Perched above the sea in the ancient fishing hamlet of Bucks Mills, the Cabin was the studio and summer residence of painters Judith Ackland and Mary Stella Edwards. More recently the Cabin has been used as a space for artist residencies, to keep this artistic heritage alive.
John Piper has been an artist for over 40 years, turning professional in 2015, covering all genres of art including Watercolours, Acrylics, Oils, Pastels, Pencil as well as venturing into stone carving and wood carving. He specialises in fine detailed and loose style watercolour paintings of cottages and buildings of historical interest as well as local North Devon land and seascapes.
What is your artistic inspiration?
My art is inspired by the natural world around me in the beautiful North Devon biosphere reserve with its unspoilt landscapes and dramatic coastline. I am inspired by the history and historical buildings of the area as well as the incredible and forever changing huge skies and breathtaking glimpses of meteorological phenomena. I am inspired by the diverse and wonderful flora and fauna of the North Devon countryside which is reflected in my paintings and stone sculpture.
What will you do during your residency at Bucks Mills Cabin?

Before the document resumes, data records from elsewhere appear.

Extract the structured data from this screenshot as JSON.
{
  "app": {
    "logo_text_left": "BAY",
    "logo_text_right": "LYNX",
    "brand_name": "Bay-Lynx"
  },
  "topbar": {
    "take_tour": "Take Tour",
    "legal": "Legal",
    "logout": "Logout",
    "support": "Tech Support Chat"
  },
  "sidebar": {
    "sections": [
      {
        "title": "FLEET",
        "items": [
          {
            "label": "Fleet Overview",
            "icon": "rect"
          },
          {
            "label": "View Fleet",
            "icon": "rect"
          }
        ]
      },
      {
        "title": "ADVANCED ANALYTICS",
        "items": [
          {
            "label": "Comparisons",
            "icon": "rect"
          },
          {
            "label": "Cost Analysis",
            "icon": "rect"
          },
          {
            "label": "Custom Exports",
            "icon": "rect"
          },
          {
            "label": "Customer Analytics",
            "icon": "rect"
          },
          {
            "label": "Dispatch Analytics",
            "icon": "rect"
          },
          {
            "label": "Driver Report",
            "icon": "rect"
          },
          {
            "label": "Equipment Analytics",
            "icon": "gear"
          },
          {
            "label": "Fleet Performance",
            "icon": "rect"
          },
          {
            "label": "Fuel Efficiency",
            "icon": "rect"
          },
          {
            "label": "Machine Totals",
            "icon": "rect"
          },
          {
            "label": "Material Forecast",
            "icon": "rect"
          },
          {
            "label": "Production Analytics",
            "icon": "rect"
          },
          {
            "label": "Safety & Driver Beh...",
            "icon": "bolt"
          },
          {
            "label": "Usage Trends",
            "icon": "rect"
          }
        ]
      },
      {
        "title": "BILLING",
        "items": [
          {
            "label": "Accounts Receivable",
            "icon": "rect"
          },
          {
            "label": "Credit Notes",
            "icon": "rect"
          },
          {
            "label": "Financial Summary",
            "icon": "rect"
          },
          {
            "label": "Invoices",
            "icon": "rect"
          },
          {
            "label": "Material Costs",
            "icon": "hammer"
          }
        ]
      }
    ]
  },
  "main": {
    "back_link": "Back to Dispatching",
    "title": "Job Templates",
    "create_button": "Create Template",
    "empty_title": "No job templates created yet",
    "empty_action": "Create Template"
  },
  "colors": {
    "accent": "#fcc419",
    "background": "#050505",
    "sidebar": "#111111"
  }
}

I will be producing a body of work capturing the village of Bucks Mills, the local coastline, woodlands and the Artists Cabin using various mediums, watercolour, acrylic, oils and also natural pigments such as Bideford Black and any other earth pigments I can source from the location. I plan to incorporate these natural pigments and use natural watercourses in all my work to give my paintings a sense of place. I intend to be painting both in the cabin and on location around the Bucks Mills area.
How has Bucks Mills Cabin inspired your work? What makes this place special?
As with the Cabins original occupants I am inspired by the dramatic location and endless opportunities for paintings. I feel that by painting at the cabin I am in some way continuing the work and love of the location sadly cut short after Judith Ackland passed away in 1971. This place is special in so many ways, its stunning location, its history, its peacefulness and its ability to inspire so much creativity for so many years. It’s a little time capsule that’s so evocative it cannot fail to inspire any artist.
Are there any other National Trust places that have inspired you?
At a time of much uncertainty in my working life I made a visit to Overbeck’s in Salcombe where I was inspired by a local artist and it’s where I made a life changing decision to follow my heart and become a full time artist and sculptor.
What advice would you give to someone wanting to paint or illustrate?
My advice to any aspiring artist is to just simply have a go, keep at it and don’t be put off by critics. The more you paint the free’r your art will become and your style will start to show through. Paint what you enjoy and don’t get bogged down with selling and exhibiting. If you’re not painting for yourself then you’re not putting yourself into your painting and above all just enjoy it, the rest will follow.